Vikram Mahajan & Mehul Gupta, the Co-founders of Genext V&M International, who have opened two outlets of Papparoti Café, as master franchisees of the Malaysian company for North India, and are planning to open eight more in the Delhi-NCR region, feel that there is a great potential in the café market in North India as people there, particularly the youth, prefer casual dining over fine dine restaurants. They view that cafes are a perfect place for friends, office colleagues and even for family to get together.  

According to them the main challenges faced by the cafes, as far as North India is concerned, is to offer good quality products at good prices. 

According to a new report by Grand View Research, Inc., the India’s  coffee retail chain market is expected to reach 855 million USD by 2025. In the last five years, the shift of Indian consumers from being saving-oriented to be more consumption-oriented has favoured the market to witness a healthy growth.

Future Trends

The coffee cafés have been spreading across the country at a fast pace. So what is the future of these outlets in India? The possibilities that cafes in India are going to change in various ways are immense. This is because a time is going to come, in the near future, when the youths – whose tastes, likes and dislikes change rapidly – will be bored by the routine food served and the looks of the existing coffee cafés.   

One of the most likely changes, according to several café managers, will be introduction of exquisite menu not only in terms of looks but also in terms of the offerings at the cafés. Innovative drinks with cold coffee as the base ingredient is a possible trend in the near future.  The quality of the coffee and the increasing importance of specialty coffee beverages are two facets that are likely to shape the future of coffee café culture in India.    

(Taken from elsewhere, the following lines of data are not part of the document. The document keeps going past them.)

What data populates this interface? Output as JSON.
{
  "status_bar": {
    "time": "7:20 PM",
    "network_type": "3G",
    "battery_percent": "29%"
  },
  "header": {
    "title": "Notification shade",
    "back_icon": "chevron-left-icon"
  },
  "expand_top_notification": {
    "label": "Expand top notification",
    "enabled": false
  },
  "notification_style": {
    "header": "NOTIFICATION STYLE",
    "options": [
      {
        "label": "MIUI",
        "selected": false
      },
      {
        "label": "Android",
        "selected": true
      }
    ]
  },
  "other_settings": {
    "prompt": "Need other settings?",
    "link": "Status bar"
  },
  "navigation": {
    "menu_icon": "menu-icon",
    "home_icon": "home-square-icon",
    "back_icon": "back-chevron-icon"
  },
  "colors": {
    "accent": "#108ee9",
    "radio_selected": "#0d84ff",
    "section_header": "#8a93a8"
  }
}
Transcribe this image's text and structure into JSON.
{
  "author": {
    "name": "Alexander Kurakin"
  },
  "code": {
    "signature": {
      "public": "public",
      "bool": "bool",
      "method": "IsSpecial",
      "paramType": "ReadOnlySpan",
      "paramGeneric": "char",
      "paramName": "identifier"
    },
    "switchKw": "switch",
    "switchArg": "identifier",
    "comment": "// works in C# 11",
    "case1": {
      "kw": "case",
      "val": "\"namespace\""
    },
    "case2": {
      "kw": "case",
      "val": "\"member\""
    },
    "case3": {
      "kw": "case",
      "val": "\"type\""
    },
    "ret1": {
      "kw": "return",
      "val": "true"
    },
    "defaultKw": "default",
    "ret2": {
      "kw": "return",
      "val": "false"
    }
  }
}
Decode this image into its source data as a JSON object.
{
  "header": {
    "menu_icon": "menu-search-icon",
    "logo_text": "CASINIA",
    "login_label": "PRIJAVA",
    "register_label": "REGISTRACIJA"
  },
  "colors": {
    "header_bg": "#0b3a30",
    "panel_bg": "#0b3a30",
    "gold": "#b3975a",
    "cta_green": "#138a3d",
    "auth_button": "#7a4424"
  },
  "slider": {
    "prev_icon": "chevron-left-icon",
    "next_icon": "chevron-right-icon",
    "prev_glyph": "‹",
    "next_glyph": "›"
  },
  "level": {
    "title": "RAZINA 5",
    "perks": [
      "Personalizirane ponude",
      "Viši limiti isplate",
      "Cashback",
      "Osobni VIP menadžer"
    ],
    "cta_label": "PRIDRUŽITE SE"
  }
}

Theme cafes are also on the cards in India’s food service industry, where a particularly innovative theme could be manifested through the ambience and décor of the coffee cafes.

Starbucks has already come up with a novel innovation. They have set up a store in a moving train, in Switzerland. The company has tied up with a Swiss train company SBB to convert a double-decker train car into a store that people could visit during their work day commute. Instead of making customers come to them, they figured they would go to the customers.

India’s coffee café market is also ready for such innovative exercises.

The Trend of Organic Bakes
The festive season is near. This is also the season when several marriages take place. It is a time for revelry and indulging in your sweet tooth. Cak  ... Read More
Sugar & Spice, and Success
With her disarming smile, Mini Yadav comes across as a savvy businesswoman. She is the Managing Director of the Gurugram-based Sugar & Spice India Pvt  ... Read More
Tackling Mould and Bacterial Infestation in Bakeries
Mould in baked products is one of the facets in which food safety is being compromised. Mould consists of multi-cell micro-organisms (in contrast to m  ... Read More
Pushing Her Creative Boundaries
In the recent past, Bakery Review had an interesting interaction with Rehana Parveen, the Pastry Chef, The St.Regis Mumbai. In her present tenure, she  ... Read More